◆ **TASK**
Scan the lines below and report each one containing "title" by copying it.

*** SOURCE RECORDS Section Begins ***

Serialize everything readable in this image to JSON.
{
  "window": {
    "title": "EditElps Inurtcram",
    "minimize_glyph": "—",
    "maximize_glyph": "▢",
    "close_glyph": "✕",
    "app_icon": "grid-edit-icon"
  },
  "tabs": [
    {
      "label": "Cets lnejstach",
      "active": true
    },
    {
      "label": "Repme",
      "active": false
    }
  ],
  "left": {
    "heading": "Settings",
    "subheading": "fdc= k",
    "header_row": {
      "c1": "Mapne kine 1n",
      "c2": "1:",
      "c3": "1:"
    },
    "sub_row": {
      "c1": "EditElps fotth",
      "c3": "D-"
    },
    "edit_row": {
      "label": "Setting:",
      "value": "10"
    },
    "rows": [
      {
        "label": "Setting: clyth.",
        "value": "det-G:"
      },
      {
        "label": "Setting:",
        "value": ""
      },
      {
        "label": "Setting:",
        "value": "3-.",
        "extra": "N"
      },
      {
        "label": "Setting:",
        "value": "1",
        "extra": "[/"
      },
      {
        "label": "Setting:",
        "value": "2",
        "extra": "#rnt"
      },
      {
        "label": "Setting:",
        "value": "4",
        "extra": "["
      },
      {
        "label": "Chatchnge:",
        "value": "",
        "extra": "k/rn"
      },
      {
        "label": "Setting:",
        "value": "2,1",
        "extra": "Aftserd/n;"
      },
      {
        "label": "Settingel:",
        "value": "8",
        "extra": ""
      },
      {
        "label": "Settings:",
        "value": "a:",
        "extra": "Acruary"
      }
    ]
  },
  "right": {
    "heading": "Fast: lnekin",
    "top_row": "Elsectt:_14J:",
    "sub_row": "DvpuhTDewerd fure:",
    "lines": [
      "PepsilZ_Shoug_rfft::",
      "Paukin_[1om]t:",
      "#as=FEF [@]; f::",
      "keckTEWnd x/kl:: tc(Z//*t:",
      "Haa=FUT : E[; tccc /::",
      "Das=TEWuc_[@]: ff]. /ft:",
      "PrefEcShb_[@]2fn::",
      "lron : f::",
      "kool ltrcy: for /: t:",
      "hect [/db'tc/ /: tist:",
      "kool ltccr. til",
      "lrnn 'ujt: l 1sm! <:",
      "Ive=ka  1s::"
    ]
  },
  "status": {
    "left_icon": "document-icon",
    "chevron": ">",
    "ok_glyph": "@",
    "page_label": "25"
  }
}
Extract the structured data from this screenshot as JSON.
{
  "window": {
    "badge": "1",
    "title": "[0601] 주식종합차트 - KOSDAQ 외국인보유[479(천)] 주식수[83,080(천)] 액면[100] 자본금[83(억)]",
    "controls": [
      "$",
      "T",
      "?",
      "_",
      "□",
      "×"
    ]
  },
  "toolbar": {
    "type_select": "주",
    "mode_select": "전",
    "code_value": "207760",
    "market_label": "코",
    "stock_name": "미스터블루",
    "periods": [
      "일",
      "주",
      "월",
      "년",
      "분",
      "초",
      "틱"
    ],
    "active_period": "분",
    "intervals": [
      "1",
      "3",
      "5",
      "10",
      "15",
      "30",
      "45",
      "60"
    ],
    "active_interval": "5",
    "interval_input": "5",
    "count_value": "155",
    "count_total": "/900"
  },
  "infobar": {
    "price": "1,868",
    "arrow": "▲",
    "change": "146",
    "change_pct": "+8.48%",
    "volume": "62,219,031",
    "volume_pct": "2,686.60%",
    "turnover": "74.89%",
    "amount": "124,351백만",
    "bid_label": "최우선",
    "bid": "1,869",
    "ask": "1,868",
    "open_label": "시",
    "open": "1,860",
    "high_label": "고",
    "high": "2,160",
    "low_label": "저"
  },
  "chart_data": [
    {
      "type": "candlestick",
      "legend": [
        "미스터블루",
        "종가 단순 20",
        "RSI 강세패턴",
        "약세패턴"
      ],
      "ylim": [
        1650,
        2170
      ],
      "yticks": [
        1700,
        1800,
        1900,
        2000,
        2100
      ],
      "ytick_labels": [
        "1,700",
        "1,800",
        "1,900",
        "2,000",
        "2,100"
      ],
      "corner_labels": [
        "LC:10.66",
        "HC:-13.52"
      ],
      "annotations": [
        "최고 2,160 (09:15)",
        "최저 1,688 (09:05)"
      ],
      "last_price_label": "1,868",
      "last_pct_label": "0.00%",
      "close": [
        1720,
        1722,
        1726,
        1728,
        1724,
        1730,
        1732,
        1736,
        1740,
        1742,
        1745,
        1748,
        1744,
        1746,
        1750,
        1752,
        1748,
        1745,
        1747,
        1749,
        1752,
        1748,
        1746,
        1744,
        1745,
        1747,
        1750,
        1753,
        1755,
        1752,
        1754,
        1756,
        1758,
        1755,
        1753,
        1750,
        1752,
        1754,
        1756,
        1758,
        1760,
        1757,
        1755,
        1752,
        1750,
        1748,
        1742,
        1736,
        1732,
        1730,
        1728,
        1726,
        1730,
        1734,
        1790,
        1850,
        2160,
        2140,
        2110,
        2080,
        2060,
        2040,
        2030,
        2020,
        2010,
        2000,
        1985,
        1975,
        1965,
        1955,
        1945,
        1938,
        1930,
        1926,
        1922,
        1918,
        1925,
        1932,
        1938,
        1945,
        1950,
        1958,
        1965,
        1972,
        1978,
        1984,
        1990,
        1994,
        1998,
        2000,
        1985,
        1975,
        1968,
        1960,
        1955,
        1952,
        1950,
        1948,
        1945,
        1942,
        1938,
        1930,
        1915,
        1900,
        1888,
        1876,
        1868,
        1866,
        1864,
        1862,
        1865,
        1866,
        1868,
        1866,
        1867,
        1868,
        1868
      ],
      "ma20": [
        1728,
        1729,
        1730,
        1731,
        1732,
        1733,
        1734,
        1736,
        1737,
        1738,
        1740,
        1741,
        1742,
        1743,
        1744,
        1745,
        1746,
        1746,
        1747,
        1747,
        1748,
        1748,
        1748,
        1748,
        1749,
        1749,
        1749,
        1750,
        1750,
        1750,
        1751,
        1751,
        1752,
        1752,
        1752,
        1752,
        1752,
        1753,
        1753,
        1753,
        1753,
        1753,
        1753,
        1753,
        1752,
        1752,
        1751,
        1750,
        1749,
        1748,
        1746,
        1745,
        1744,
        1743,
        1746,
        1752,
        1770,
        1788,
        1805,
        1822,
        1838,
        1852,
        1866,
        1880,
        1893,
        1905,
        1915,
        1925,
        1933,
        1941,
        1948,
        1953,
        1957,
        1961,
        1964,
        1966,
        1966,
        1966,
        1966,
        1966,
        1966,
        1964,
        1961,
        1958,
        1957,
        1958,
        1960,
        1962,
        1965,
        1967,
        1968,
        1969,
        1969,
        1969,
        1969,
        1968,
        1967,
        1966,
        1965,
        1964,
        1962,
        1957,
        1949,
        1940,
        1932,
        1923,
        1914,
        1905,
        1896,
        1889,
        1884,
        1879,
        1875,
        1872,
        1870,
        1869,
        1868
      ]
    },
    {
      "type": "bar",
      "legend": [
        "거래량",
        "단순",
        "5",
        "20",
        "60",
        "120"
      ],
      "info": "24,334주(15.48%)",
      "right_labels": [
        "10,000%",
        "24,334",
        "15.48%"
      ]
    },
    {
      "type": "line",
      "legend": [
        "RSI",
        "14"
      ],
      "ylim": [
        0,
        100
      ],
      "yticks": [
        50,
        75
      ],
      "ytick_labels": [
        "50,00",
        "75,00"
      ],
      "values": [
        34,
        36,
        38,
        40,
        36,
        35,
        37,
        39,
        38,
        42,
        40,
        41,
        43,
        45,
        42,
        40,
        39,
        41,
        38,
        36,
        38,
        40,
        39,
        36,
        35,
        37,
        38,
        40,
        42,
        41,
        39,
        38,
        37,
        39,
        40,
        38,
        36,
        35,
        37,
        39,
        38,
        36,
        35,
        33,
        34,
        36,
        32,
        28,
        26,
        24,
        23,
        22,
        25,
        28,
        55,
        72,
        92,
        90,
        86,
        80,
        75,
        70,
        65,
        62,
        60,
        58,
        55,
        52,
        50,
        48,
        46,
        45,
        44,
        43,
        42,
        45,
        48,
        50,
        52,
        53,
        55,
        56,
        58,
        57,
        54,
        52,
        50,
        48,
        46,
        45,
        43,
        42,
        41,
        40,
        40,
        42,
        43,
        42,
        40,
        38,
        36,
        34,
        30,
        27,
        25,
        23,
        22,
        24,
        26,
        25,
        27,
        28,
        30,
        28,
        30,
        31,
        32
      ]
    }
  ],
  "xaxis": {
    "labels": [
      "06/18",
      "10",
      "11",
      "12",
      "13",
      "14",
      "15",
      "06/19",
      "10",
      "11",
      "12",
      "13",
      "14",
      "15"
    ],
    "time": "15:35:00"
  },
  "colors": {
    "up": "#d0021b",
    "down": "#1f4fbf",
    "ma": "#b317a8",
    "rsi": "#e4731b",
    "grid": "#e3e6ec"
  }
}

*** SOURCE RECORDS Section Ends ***

◆ **TASK ANSWER**
    "title": "EditElps Inurtcram",
    "title": "[0601] 주식종합차트 - KOSDAQ 외국인보유[479(천)] 주식수[83,080(천)] 액면[100] 자본금[83(억)]",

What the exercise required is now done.